Material to process:
┄┄┄┄┄┄┄┄┄┄┄┄┄┄┄┄┄┄┄┄

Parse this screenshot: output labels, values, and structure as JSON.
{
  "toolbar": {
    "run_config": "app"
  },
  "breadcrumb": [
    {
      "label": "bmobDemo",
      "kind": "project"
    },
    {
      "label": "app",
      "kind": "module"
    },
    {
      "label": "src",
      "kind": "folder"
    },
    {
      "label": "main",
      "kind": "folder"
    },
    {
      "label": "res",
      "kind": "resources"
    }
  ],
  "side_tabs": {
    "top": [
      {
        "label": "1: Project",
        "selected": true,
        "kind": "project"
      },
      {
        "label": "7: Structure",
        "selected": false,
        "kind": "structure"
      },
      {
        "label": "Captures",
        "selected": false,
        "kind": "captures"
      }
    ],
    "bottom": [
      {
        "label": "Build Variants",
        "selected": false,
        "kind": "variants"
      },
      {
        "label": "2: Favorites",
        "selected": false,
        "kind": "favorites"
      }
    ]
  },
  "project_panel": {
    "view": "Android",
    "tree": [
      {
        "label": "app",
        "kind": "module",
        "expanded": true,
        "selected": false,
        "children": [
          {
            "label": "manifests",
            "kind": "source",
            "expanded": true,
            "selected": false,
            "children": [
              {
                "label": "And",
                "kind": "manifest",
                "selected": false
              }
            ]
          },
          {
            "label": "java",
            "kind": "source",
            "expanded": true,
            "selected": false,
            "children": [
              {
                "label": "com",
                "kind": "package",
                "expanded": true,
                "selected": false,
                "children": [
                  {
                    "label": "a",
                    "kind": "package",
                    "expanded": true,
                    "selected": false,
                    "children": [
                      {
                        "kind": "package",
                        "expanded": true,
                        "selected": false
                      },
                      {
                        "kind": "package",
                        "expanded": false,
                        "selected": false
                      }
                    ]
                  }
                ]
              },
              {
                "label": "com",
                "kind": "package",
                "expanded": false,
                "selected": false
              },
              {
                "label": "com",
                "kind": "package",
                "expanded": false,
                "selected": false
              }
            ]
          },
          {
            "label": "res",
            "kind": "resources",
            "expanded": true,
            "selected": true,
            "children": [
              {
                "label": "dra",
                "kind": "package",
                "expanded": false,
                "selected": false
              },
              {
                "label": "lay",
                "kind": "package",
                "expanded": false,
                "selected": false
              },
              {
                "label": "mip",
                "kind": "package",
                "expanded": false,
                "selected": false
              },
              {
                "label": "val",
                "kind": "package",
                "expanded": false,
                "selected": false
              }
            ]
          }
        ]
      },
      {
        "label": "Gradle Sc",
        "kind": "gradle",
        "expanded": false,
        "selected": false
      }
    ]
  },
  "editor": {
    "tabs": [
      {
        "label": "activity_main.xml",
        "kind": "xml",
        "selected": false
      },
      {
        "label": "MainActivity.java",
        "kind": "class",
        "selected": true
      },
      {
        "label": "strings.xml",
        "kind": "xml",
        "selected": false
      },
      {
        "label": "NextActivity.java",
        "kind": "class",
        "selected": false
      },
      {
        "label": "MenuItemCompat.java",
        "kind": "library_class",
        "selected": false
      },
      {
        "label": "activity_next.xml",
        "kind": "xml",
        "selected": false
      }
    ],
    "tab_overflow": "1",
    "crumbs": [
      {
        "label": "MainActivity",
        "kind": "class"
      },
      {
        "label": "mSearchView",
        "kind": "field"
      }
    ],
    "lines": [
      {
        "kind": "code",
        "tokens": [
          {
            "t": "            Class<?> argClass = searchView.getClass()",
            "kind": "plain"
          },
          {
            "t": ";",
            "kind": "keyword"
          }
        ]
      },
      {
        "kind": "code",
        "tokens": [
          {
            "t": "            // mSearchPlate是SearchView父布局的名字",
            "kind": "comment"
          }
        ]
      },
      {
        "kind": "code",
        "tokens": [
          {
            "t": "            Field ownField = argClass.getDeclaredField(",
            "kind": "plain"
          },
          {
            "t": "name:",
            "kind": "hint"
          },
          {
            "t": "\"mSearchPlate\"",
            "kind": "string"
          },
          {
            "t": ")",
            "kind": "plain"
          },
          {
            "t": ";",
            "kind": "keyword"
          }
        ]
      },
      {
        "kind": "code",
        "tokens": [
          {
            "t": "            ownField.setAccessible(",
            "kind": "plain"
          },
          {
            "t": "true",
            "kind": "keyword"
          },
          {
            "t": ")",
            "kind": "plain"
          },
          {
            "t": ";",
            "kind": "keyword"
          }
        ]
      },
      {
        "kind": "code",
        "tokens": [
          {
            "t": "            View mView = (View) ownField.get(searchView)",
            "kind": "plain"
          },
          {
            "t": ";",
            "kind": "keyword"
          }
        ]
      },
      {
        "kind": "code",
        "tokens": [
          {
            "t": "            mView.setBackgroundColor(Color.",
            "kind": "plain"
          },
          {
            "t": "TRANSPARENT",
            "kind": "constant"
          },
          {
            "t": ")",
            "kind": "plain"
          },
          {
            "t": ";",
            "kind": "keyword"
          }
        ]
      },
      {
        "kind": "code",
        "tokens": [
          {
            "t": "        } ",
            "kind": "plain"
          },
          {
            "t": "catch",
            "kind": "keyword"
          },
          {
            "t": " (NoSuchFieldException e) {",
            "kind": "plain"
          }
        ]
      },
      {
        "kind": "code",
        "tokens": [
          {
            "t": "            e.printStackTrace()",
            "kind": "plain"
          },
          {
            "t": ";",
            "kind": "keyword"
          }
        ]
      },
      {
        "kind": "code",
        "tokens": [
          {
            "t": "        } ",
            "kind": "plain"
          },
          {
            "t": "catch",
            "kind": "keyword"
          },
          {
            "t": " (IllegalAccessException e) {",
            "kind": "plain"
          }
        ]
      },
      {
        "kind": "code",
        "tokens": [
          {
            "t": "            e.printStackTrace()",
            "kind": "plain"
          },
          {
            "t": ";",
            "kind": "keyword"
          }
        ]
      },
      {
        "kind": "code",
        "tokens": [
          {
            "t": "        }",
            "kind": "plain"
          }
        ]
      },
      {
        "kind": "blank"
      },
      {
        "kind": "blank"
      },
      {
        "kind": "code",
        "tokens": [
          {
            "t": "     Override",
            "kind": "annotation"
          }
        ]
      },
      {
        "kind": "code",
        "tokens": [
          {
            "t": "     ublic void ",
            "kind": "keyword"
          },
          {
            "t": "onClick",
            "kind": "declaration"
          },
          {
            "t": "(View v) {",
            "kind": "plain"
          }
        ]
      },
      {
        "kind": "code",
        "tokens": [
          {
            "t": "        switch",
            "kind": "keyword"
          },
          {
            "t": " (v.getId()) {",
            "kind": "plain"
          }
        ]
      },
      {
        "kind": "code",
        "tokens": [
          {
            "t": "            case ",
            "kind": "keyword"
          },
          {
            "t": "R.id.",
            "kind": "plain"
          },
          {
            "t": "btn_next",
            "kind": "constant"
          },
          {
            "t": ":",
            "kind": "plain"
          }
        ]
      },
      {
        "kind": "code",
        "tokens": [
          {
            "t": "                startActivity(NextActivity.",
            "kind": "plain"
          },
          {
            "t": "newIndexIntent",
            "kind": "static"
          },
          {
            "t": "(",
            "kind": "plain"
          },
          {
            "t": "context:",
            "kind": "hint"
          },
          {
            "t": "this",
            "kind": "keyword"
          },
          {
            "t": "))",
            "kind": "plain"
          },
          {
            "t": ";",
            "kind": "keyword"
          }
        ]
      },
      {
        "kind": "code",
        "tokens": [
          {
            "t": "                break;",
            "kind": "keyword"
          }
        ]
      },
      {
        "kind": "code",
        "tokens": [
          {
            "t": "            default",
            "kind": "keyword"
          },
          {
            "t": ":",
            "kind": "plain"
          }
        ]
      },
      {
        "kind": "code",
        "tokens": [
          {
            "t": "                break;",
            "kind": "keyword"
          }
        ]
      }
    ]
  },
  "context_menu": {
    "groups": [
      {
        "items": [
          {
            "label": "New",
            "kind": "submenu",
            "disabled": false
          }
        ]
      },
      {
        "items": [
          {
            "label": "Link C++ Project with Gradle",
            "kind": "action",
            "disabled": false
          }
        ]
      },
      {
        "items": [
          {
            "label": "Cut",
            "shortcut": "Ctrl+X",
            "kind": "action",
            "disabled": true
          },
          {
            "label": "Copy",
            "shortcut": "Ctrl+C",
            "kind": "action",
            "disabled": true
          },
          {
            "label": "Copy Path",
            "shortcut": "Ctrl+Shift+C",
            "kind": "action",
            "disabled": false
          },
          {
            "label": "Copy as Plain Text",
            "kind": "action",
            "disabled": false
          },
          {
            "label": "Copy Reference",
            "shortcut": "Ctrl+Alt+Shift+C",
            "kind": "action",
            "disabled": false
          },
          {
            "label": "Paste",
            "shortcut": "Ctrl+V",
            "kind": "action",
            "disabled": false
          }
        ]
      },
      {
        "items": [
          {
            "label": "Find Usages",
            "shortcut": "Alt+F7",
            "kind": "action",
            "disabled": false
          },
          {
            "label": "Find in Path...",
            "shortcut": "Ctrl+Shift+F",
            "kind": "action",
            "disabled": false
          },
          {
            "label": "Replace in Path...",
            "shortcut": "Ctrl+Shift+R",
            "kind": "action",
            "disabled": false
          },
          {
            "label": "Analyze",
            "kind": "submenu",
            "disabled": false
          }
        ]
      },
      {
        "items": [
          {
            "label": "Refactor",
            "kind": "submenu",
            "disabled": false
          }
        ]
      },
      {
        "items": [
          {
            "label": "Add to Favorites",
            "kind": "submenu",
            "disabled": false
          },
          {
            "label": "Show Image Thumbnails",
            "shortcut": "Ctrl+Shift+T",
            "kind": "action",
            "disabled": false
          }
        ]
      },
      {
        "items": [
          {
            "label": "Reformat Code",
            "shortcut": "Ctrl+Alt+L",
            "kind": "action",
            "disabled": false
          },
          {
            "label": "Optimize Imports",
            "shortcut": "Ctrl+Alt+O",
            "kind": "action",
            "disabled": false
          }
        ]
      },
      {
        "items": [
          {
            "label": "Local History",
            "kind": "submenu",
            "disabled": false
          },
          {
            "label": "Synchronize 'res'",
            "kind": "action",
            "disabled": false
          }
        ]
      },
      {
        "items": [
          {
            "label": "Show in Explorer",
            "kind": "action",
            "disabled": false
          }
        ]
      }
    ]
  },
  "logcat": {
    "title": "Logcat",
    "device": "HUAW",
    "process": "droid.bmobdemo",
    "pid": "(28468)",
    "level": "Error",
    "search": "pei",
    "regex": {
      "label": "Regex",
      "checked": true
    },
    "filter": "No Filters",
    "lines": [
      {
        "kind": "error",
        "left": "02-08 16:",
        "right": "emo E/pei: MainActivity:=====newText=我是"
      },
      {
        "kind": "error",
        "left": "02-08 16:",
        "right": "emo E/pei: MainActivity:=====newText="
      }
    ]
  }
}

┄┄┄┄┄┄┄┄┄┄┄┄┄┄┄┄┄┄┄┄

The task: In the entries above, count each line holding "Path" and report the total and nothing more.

Response: 3